Join Physics Forums Today!
The friendliest, high quality science and math community on the planet! Everyone who loves science is here!

Photon as electrical force carrier

  1. Mar 27, 2008 #1
    I'm reading Feynman's book QED, and while I'll need at least another couple of read-throughs to grasp what I can, there are already a few fundamental questions I have.

    Feynman explains that electrons and protons within an atom exchange photons (p. 113 of my copy). I'm interpreting this as the photon is used to transmit the electrical force between protons and electrons, and thus it is what keeps the electron attracted to the nucleus. Is this basic idea correct?

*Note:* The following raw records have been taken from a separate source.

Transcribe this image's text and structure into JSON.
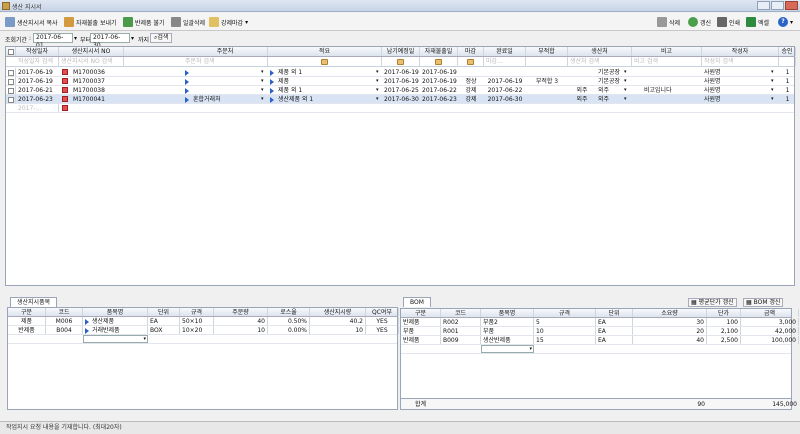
{
  "window": {
    "title": "생산 지시서"
  },
  "toolbar": {
    "copy": "생산지시서 복사",
    "send": "자재불출 보내기",
    "load": "반제품 불기",
    "all_delete": "일괄삭제",
    "close": "강제마감",
    "delete": "삭제",
    "refresh": "갱신",
    "print": "인쇄",
    "excel": "엑셀",
    "help": "?"
  },
  "filter": {
    "label": "조회기간",
    "from": "2017-06-01",
    "mid": "부터",
    "to": "2017-06-30",
    "end": "까지",
    "search": "검색"
  },
  "grid": {
    "columns": [
      "작성일자",
      "생산지시서 NO",
      "주문처",
      "적요",
      "납기예정일",
      "자재불출일",
      "마감",
      "완료일",
      "부적합",
      "생산처",
      "비고",
      "작성자",
      "승인"
    ],
    "filter_row": [
      "작성일자 검색",
      "생산지시서 NO 검색",
      "주문처 검색",
      "",
      "",
      "",
      "",
      "마감...",
      "",
      "생산처 검색",
      "비고 검색",
      "작성자 검색",
      ""
    ],
    "rows": [
      [
        "2017-06-19",
        "M1700036",
        "",
        "제품 외 1",
        "2017-06-19",
        "2017-06-19",
        "",
        "",
        "",
        "",
        "기본공장",
        "",
        "사원명",
        "1"
      ],
      [
        "2017-06-19",
        "M1700037",
        "",
        "제품",
        "2017-06-19",
        "2017-06-19",
        "정상",
        "2017-06-19",
        "부적합 3",
        "",
        "기본공장",
        "",
        "사원명",
        "1"
      ],
      [
        "2017-06-21",
        "M1700038",
        "",
        "제품 외 1",
        "2017-06-25",
        "2017-06-22",
        "강제",
        "2017-06-22",
        "",
        "외주",
        "외주",
        "비고입니다",
        "사원명",
        "1"
      ],
      [
        "2017-06-23",
        "M1700041",
        "혼합거래처",
        "생산제품 외 1",
        "2017-06-30",
        "2017-06-23",
        "강제",
        "2017-06-30",
        "",
        "외주",
        "외주",
        "",
        "사원명",
        "1"
      ]
    ],
    "new_row_date": "2017-..."
  },
  "left_panel": {
    "tab": "생산지시품목",
    "columns": [
      "구분",
      "코드",
      "품목명",
      "단위",
      "규격",
      "주문량",
      "로스율",
      "생산지시량",
      "QC여부"
    ],
    "rows": [
      [
        "제품",
        "M006",
        "생산제품",
        "EA",
        "50×10",
        "40",
        "0.50%",
        "40.2",
        "YES"
      ],
      [
        "반제품",
        "B004",
        "거래반제품",
        "BOX",
        "10×20",
        "10",
        "0.00%",
        "10",
        "YES"
      ]
    ]
  },
  "right_panel": {
    "tab": "BOM",
    "btn_avg": "평균단가 갱신",
    "btn_bom": "BOM 갱신",
    "columns": [
      "구분",
      "코드",
      "품목명",
      "규격",
      "단위",
      "소요량",
      "단가",
      "금액",
      "비고"
    ],
    "rows": [
      [
        "반제품",
        "R002",
        "부품2",
        "5",
        "EA",
        "30",
        "100",
        "3,000",
        ""
      ],
      [
        "부품",
        "R001",
        "부품",
        "10",
        "EA",
        "20",
        "2,100",
        "42,000",
        ""
      ],
      [
        "반제품",
        "B009",
        "생산반제품",
        "15",
        "EA",
        "40",
        "2,500",
        "100,000",
        ""
      ]
    ],
    "total_label": "합계",
    "total_qty": "90",
    "total_amount": "145,000"
  },
  "status": "작업지시 요청 내용을 기재합니다. (최대20자)"
}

    If so, how do photons exert the electrical force? I've seen Feynman diagrams of electron-electron interactions using photons, and in these diagrams the electrons repulse each other via what appears to be the conservation of momentum in emitting/absorbing photons. In other words, e1 emits a photon towards e2, and in doing so, will change direction to away from e2 to conserve momentum from emitting the photon. e2 does a similar thing upon absorbing the photon, and thus the two particles have repulsed each other. Is this the mechanism of electrical force, carried out by photons, or am I reading too much into this?

    If so, how does this picture change with a proton and electron such that the force is attractive?

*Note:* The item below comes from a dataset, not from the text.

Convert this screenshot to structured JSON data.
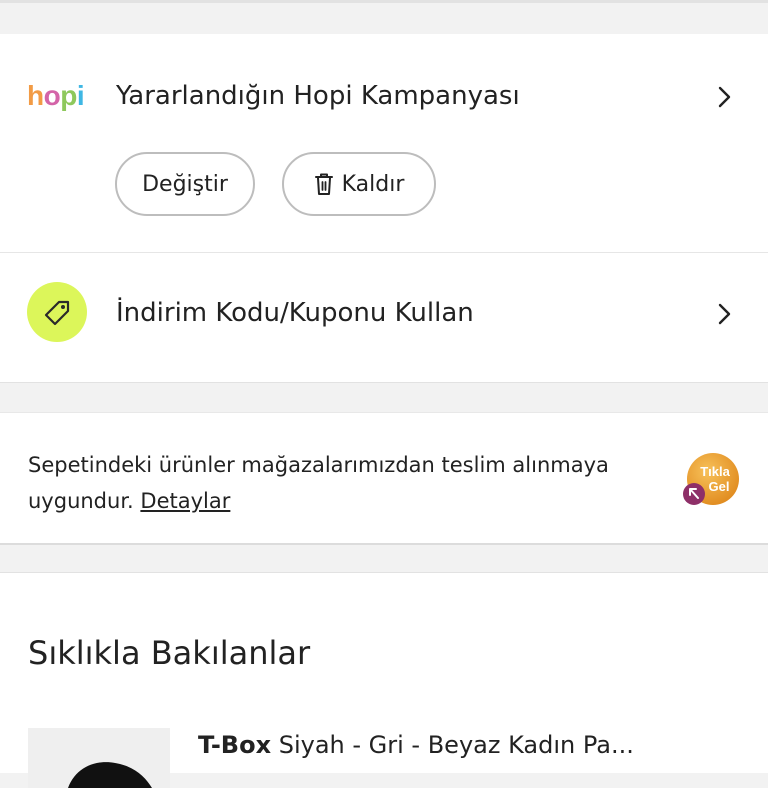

    Furthermore, even if this is explained, it leads to the issue of when photons are emitted. I was under the impression that electrons in high-energy states randomly emit photons, and return to lower-energy states. If photon exchange is fundamental to proton-electron attraction, it would seem that much more regular exchange of photons would be necessary, even if the electron is already in the lowest energy state -- and thus, how can it emit a photon towards the proton? And what if the photon "misses" the proton? How is that energy recovered/regained? Is it the case that in some circumstances particles "shoot" photons at other nearby particles, and this is different from an excited electron randomly emitting radiation?

    Explanations, or a pointer to something that explains this to a physics newbie are much appreciated!
    Last edited: Mar 27, 2008
  2. jcsd
  3. Mar 27, 2008 #2
    Welcome to PF !
    Excellent book.
    Superficially, yes.
    This matter is not trivial. I strongly suggest you begin by reading John Baez's FAQ About Virtual Particles

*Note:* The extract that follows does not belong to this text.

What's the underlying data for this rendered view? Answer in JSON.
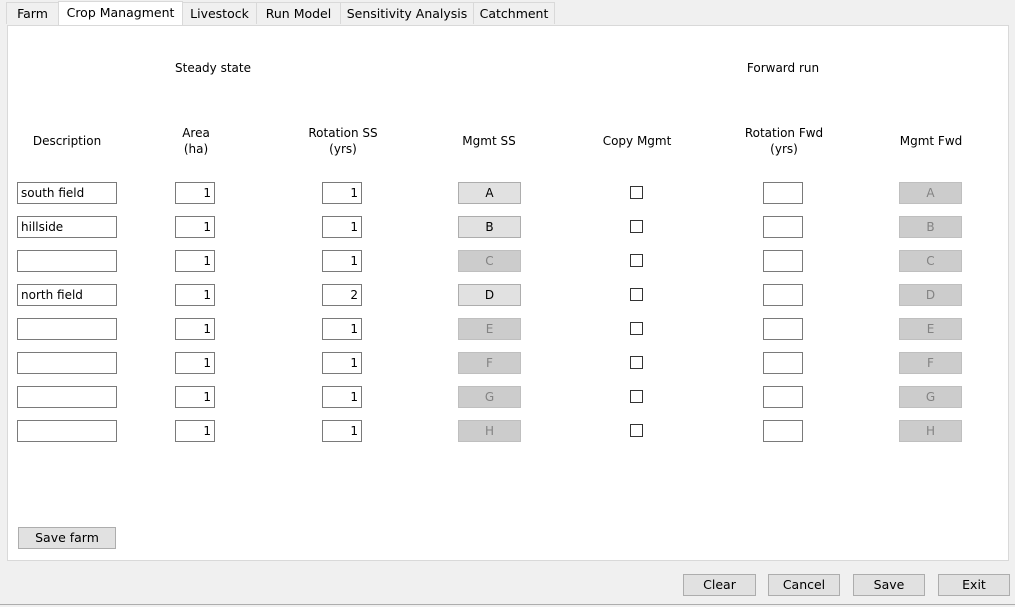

    You must realize that we are talking about virtual processes here. Quantum mechanics is mandatory to make sens.

    I would also advise you to check "The Quantum Vacuum, an intro to QED" by P.W. Milonni. There is in 3.3 entitled "Atomic stability" a very enlightening (but short, and semi-classical although justified) discussion.

    I would actually be very happy if a theoretician could give his opinion on this book, or more precisely this very paragraph. I use to think very differently until I read that. I know that we can pretty much calculate everything about the hydrogen ground state except the Lamb shift ignoring virtual photons. I was therefore under the feeling that QFT (canonical) language is not appropriate to bound state problems. In fact, it is suited to calculate scattering problems. If you take the electron/proton Feynman diagrams, perturbation expansion, none of them will generate a pole at [tex]\sqrt{s}=m_{p}+m_{e}-13.6[/tex] eV. We are dealing with a non-perturbative situation. Usually people perturbe well defined wave-functions calculated by other approximate means, not the free asymptotic states, so it basically amounts to working in a different basis. However, as shown by Milonni's argument, there is a very interesting separation of contributions to spontaneous emission rates. You can separate vacuum fluctuations and radiation reaction in a unique (meaningful) manner. This had been shown rigourously and generally by Cohen-Tannoudji et al long ago (1982). Both terms contribute equally. In an excited state, they give the same contribution. In a ground state however, they cancel exactly (of course, no spontaneous emission in the ground state. But both contributions are non-zero and cancel). Now comes the punchline, if you write this cancellation you find Bohr's quantization condition (for the ground state) [tex]L=\hbar[/tex]. Assuming a Coulomb potential, you find the 13.6 eV of course. This deeply fascinates me, I mean the physical interpretation. If a someone is interested to comment, I would be glad to reproduce Milonni's argument here in details.
    Last edited: Mar 27, 2008
  4. Mar 27, 2008 #3
    Thanks! I look forward to lurking and occasionally posting some silly questions. :)

    Excellent. This is exactly the kind of thing I was hoping for. I did a first pass, and am looking forward to rereading it at a more leisurely pace.

    Fair point. While I "realize" that at a high level, it's all too easy to slip back into comfortable real-world analogies. In this case, the fact that momentum seemingly explains electrical repulsion so intuitively made me try to think of attraction in an intuitive way as well.

    I took a peek on Amazon, and the book appears to be fairly math-intensive. While I'd like to eventually (re) learn the math necessary to do some non-trivial physics, I'm not at all there now. Let me know if my perception of the book is incorrect.

    Thanks for your answer!
Share this great discussion with others via Reddit, Google+, Twitter, or Facebook